I think we need to remember one important part of the context, as well: GLBT issues are not on most people's radar. They don't register unless we do something to get them noticed -- and it seems that when most people do notice what's going on with GLBT rights, they're sympathetic. We need to do something to get the MSM's attention, which is why organizations like GetEqual, and before them ACT-Up, have been so valuable.

And in addition to confrontation, we should remember that ridicule is a powerful weapon.

I have to say that I agree with Dennis. Lighten up!

Like Brad, Anita Bryant is responsible not only for my activism but also for my coming out. While I was in graduate school back in 1977 I was visiting in my parents' home when another of Anita's tirades hit the newspapers. I looked upon that as an opportunity to share my sexuality with my family. I, too, wrote a letter to the editor comparing her and orange growers to Adolf Hitler and Nazi party.

When it appeared in the newspaper, my family and I discussed it while sitting at the dining room table after Christmas dinner. During that time I came out. (I was 5 weeks short of my 47th birthday -- I am now 80.) For the first time in my life I was free. I have Anita Bryant to thank for that. In the year 2000 I wrote to ole Anita to thank her for what her lying had done for my life. Not surprisingly, she never responded.

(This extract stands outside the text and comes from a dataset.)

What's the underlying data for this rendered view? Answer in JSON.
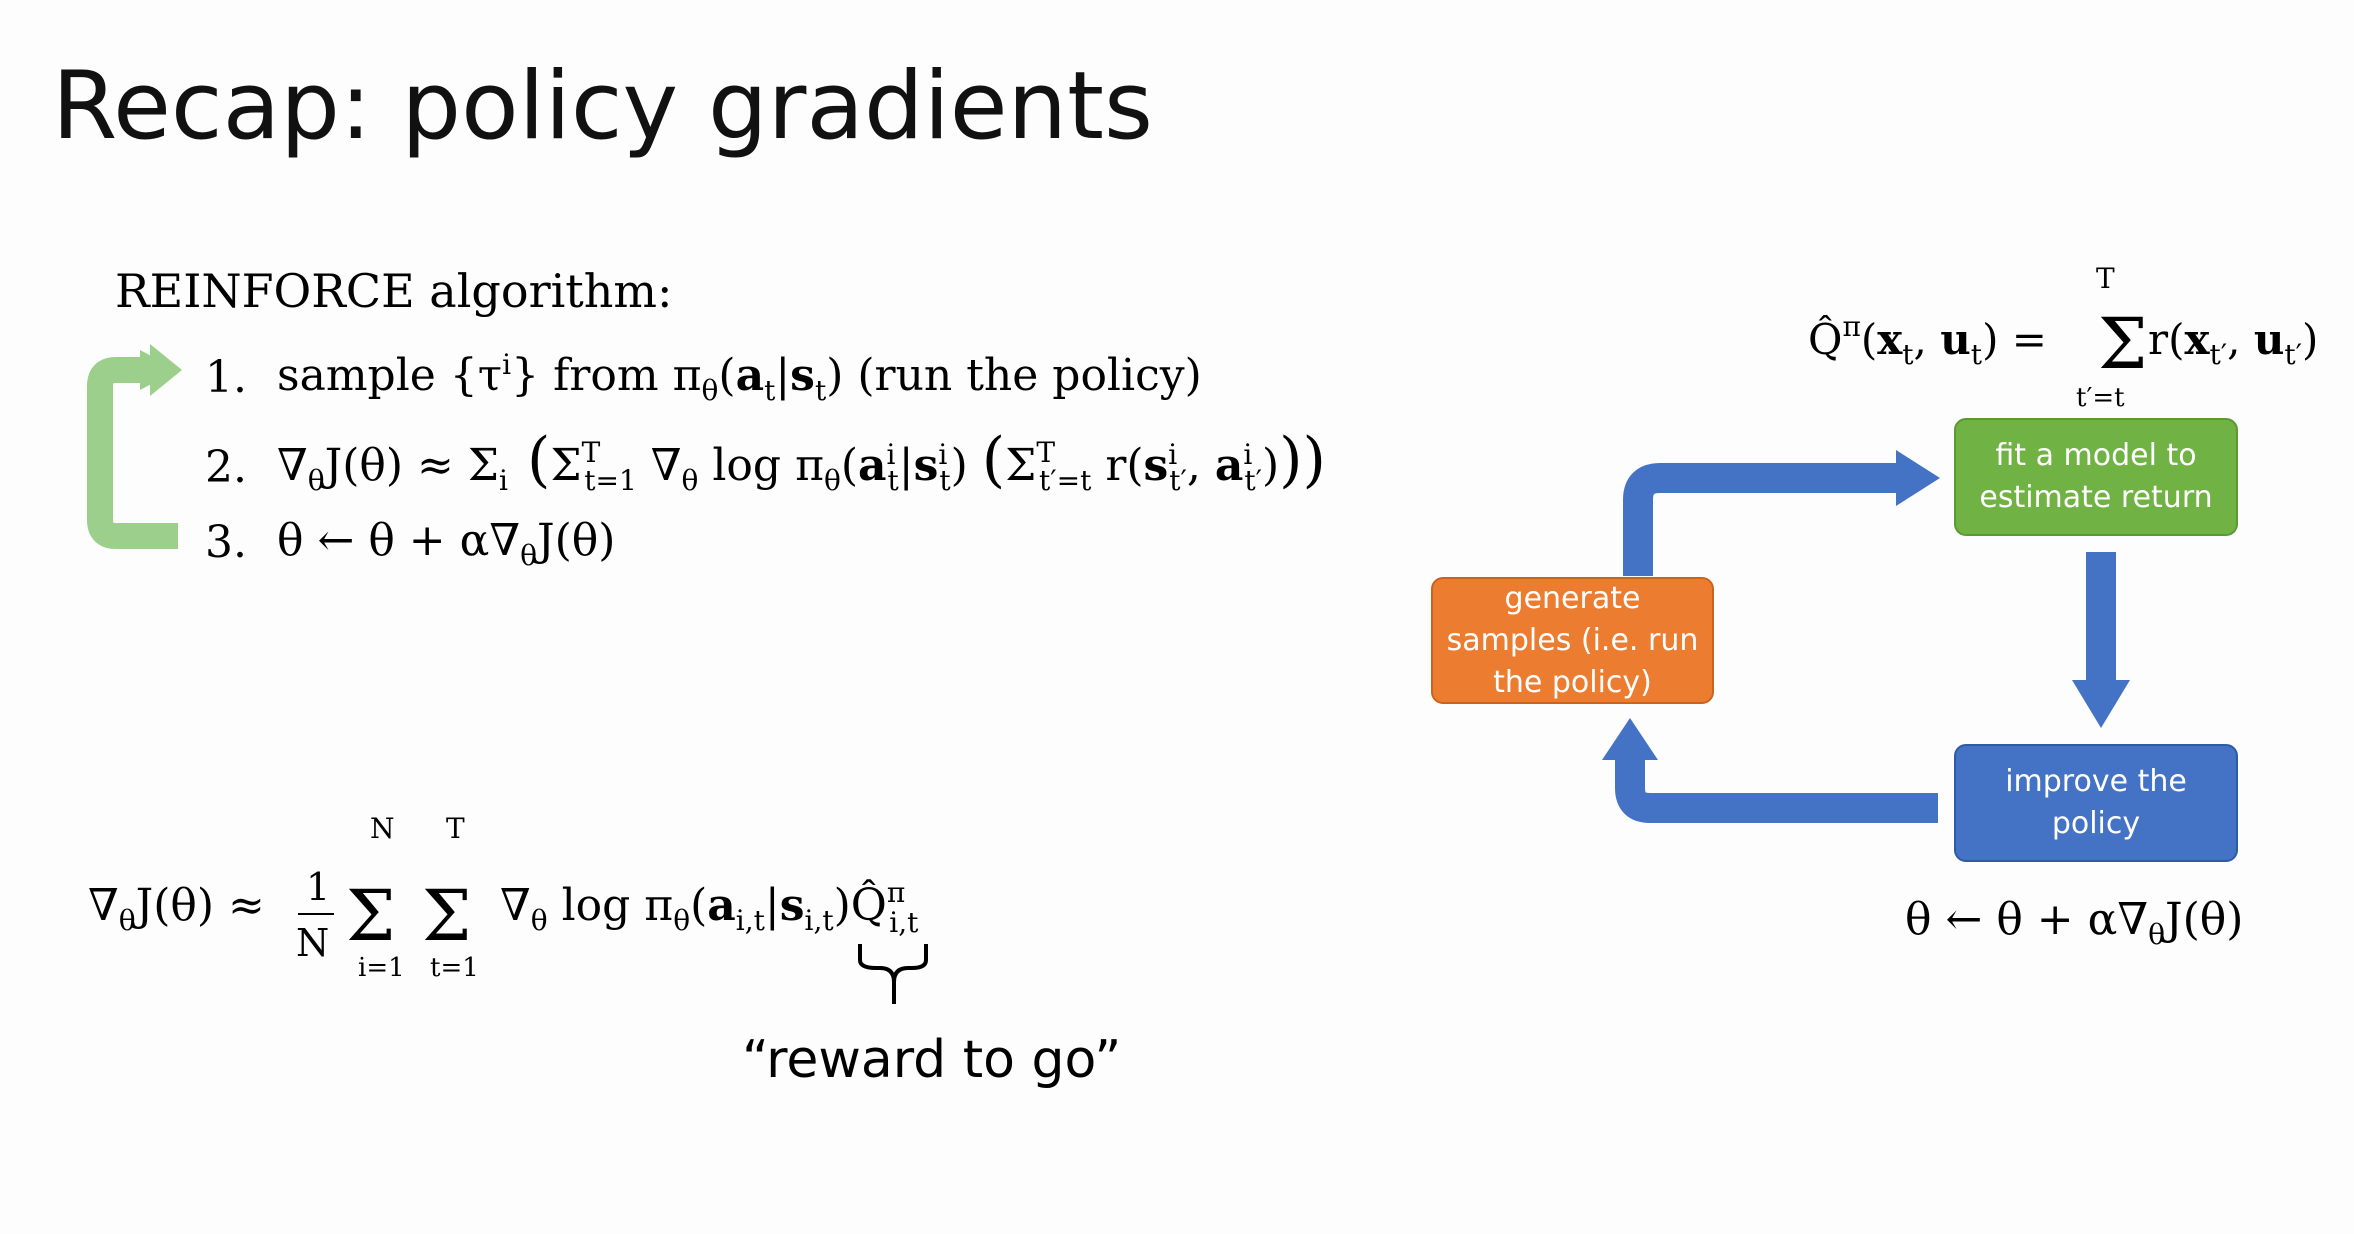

While I rejoiced at seeing her receive that pie, to sugarcoat her hypocrisy, I have no reason to be grateful to Maggie. And her hypocrisy needs to be sugarcoated as well.

Don't keep the pie in the box, but make her worry for a long time about when it's gonna smack her. Obviously, sugar DOES melt in her mouth, considering her heft.

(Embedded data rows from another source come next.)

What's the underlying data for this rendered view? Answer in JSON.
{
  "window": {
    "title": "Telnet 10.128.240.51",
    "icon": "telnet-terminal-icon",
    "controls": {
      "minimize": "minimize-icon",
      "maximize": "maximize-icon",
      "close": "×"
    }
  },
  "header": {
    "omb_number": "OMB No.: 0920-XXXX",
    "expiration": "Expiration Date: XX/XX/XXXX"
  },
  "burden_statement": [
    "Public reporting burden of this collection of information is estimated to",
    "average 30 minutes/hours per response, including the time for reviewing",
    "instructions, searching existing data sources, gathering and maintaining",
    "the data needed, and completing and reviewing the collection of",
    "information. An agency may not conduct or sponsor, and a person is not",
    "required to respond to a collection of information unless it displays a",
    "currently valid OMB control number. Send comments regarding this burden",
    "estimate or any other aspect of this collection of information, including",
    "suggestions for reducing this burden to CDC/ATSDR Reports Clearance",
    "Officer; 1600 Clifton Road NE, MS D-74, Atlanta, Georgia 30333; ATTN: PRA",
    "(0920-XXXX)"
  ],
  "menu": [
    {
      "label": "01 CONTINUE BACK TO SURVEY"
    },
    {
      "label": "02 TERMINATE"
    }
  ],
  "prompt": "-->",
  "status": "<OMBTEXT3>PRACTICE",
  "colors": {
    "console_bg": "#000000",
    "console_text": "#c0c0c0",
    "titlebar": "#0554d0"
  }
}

Ted, thank you for your long ago work (well, not that long ago, but you know what I mean) that set a foundation for what we do and where we are as a community today, and especially for the young people who take it for granted today.

Maybe Darren can get Maggie to star and then the pie can legitimately be thrown in her face. [smile] Maybe they can even require multiple "takes." I can dream, can't I?

Jay Kallio | April 18, 2011 9:07 AM

@Cheryl

While I agree with you that there are some people who operate in good faith and honorable intention in the world, who may be persuaded by reason, there are far too many people out there who's livelihood depends on spewing the hate that riles people up, and/or scares them into opening up their pocketbooks to pay their salaries. Most of the hate mongering is insincere, and consists of simply what focus groups report has the most compelling emotional impact on them. In other words, it is marketing a product for profit, only it is at the expense of bludgeoning minorities, exploiting the hate they generate for their fundraising.

It's really very coldblooded. They don't necessarily believe what they are saying, they simply love it when the checks start pouring in. That kind of ulterior motive is not going to respond to a reasonable approach, they will continue to sow hate and lies for profit, no matter how nice we are to them.

The circus clown bit was in my thoughts also! But the Pie should have one of those Air pillows used for packing covered with a bit of cream! The pie should be left in the box! The Msg "Anita Bryant deserved the full pie, but you deserve this empty pie! for your spreading of lies and hate! Your statements have nothing but air in them! Congratulations on being selected for the Anita Bryant award! BICH!"

She needs to get the Pie !!!!!!!!